Two columns of books emulate New York Citys, World Trade Center Twin Towers that were destroyed on 9/11 by terrorists in 2001. The various volumes of book titles represent the diversity of people and ideologies that might have been found within the office building on the day of the attack. The books precariously sit on top of two metal rings with steel legs. The circular core of books references the internal structure of the Twin Towers that toppled when the planes crashed into them.
Garrett Stewart of the University of Iowa, who is a writer and critic describes Twin Towers,

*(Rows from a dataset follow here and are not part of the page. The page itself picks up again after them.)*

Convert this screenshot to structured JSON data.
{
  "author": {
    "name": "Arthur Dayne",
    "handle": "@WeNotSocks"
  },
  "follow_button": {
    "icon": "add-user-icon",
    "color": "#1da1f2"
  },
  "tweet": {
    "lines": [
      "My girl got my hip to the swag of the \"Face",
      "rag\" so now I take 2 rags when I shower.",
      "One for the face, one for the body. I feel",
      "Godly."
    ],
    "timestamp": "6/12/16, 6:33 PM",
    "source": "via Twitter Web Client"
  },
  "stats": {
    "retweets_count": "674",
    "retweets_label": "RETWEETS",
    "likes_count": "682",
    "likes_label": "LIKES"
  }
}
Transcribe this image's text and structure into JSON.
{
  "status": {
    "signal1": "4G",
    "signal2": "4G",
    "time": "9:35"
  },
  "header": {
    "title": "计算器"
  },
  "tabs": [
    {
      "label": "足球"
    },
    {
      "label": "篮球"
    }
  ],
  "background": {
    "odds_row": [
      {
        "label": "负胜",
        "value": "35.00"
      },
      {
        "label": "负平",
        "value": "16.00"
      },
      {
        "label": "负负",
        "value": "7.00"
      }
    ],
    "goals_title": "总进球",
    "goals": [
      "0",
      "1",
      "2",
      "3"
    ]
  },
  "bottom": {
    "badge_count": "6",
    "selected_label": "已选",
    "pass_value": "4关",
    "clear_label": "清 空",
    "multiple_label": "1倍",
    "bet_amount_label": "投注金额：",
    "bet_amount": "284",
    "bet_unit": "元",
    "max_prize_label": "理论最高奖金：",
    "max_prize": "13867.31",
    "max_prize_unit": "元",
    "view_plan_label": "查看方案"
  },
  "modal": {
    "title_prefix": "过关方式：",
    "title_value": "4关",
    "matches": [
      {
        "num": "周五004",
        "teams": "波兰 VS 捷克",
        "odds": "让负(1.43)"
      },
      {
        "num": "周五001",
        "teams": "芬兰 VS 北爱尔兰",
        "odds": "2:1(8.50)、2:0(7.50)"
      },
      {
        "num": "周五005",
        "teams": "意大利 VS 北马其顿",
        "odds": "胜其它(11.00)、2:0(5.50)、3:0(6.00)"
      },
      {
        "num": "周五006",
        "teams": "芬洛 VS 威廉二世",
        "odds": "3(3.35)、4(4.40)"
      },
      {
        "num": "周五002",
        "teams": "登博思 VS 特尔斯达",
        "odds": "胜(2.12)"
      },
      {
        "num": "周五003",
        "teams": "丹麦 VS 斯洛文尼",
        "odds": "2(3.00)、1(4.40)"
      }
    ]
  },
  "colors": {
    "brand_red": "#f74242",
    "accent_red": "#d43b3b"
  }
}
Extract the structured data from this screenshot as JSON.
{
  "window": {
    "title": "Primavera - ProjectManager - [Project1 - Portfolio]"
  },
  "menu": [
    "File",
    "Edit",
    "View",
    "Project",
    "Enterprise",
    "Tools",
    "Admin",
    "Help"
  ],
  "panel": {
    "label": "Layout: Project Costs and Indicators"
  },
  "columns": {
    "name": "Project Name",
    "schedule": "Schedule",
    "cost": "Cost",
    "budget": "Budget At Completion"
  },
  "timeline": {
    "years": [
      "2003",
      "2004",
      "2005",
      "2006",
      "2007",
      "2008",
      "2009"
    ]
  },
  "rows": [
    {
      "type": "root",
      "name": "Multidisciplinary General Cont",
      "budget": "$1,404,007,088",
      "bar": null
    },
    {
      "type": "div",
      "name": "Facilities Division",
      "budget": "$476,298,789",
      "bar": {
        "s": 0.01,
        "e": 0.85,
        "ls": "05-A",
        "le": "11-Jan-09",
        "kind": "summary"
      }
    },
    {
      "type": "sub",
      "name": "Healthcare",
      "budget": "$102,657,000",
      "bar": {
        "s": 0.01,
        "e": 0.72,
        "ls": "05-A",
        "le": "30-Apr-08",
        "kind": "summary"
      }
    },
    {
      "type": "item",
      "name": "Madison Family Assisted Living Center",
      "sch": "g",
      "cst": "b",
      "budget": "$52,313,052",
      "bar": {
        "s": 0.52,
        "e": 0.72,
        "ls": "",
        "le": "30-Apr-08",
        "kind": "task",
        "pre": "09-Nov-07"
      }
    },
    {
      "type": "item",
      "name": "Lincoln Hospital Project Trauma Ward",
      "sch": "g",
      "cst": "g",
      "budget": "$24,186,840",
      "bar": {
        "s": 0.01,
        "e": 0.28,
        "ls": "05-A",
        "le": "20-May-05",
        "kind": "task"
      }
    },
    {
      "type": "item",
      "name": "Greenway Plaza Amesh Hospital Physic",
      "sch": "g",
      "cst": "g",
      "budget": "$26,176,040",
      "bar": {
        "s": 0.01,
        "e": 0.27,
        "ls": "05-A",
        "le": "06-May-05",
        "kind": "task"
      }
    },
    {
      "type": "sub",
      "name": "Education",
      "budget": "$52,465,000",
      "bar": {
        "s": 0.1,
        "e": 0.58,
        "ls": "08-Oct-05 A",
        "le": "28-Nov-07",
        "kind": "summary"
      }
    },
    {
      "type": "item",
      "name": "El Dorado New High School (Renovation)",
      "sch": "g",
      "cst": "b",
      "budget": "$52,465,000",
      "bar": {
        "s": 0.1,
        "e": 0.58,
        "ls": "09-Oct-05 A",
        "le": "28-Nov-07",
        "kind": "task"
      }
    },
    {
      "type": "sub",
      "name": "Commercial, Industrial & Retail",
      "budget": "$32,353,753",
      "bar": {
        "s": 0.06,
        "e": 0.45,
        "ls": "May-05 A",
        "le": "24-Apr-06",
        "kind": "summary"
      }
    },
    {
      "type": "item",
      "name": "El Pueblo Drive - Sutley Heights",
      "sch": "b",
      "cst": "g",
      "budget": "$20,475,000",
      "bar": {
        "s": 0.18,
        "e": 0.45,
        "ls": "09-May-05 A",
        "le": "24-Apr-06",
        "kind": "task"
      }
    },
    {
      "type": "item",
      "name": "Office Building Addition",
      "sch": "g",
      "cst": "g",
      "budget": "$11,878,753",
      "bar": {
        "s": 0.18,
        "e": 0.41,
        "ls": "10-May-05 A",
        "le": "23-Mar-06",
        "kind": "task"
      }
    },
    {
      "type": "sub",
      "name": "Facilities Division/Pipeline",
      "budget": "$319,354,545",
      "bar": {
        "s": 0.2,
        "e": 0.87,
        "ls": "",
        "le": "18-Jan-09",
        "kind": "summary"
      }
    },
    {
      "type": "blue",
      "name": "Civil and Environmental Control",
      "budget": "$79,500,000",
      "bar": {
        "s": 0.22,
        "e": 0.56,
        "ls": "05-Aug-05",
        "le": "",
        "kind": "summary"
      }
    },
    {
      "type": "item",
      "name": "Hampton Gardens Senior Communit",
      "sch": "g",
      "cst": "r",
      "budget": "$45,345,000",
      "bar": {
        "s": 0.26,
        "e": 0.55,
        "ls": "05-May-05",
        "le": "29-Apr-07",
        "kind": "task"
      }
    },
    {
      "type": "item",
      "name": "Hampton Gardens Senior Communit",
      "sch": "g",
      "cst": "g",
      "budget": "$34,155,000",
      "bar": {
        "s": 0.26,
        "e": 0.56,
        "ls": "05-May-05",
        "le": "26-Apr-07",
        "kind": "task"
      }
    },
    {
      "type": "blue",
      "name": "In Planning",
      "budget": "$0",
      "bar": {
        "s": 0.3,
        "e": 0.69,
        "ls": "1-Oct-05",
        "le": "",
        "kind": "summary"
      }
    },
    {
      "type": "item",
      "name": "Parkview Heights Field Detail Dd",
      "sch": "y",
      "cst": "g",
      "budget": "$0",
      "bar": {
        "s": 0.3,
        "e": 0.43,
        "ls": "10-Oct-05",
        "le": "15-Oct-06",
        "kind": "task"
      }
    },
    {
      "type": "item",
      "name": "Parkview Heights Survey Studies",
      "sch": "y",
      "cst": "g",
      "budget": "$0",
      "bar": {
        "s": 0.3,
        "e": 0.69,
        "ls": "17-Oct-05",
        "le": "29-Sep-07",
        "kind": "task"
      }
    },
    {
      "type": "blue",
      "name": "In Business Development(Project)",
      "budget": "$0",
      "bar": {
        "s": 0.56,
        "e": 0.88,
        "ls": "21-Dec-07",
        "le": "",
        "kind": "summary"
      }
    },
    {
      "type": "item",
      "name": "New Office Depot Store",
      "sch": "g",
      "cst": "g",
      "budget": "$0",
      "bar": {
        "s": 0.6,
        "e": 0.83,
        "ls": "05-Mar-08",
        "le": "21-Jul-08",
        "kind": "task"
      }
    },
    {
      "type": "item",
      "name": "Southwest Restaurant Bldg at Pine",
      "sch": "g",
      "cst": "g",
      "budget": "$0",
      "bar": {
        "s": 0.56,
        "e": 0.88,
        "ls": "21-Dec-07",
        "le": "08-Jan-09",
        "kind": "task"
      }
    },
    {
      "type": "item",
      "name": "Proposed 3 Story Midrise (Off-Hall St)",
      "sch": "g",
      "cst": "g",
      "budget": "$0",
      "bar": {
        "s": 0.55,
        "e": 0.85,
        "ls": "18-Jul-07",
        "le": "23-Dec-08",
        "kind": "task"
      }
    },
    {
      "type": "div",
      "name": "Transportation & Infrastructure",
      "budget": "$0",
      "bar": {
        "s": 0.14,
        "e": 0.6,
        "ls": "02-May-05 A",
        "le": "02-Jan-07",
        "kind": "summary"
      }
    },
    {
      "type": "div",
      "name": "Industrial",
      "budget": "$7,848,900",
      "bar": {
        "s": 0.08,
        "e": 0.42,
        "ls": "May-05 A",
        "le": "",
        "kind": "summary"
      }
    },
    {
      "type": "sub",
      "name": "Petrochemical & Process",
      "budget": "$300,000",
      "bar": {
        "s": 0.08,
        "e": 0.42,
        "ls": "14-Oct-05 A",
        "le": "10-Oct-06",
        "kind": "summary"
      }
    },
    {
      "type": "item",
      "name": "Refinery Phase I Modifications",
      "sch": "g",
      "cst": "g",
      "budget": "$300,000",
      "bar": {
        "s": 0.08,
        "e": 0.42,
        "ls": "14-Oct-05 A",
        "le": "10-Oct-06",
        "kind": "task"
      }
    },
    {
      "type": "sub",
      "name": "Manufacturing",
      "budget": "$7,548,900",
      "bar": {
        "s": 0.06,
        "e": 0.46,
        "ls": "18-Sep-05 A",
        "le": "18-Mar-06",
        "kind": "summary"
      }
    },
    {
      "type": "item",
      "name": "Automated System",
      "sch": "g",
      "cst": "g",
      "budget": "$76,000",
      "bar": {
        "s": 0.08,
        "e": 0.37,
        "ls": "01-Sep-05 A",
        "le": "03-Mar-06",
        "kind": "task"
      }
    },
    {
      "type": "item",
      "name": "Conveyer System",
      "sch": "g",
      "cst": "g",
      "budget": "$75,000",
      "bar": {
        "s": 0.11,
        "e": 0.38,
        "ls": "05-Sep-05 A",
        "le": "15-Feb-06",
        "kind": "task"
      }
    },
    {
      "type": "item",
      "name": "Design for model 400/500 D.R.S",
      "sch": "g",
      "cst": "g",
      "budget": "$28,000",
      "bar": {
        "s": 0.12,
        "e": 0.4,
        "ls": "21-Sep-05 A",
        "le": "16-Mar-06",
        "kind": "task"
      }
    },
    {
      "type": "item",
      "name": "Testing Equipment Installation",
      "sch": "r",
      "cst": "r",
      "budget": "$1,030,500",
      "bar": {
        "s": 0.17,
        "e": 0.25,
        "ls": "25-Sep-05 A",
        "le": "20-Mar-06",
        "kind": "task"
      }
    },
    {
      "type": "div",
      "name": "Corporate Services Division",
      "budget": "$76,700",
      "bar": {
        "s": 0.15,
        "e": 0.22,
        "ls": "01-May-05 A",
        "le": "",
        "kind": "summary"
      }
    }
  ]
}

New Yorks own iconic paired skyscrapers, ghosts of a lost time, are reproduced not just by allusion but by name in a 2007 bookwork, Twin Towers, that piles up appropriated volumes in adjacent stacks hovering precariously on wire bases. These are books selected in their disparate cultural subject matter to sample the mix of ethnicities and backgrounds once distilled in the workforce of this so-called World Trade Center: the office high-rise as the new Tower of cosmopolitan Babel.